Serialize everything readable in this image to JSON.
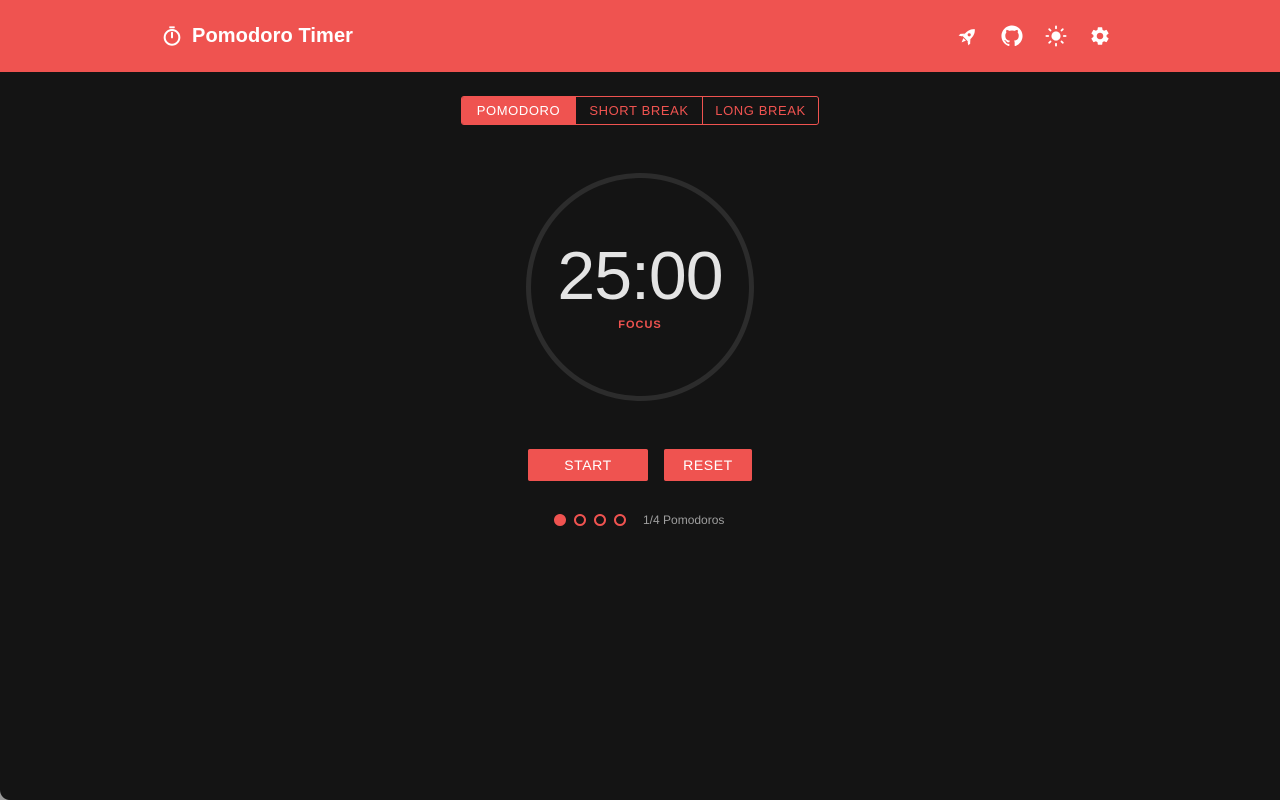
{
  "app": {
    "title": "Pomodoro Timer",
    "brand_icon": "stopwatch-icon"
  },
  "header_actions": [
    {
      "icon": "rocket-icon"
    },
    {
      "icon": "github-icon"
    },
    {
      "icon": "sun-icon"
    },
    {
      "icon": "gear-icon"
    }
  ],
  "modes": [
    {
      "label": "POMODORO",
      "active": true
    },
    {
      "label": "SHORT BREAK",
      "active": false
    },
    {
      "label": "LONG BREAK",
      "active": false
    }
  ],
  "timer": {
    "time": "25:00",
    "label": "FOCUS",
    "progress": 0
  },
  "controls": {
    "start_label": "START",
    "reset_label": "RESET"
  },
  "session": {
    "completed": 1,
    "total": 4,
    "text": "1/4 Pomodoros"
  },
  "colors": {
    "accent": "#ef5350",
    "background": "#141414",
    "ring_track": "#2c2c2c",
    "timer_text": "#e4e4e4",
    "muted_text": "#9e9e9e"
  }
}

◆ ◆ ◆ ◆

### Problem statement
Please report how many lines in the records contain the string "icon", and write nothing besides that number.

### Result of this exercise
5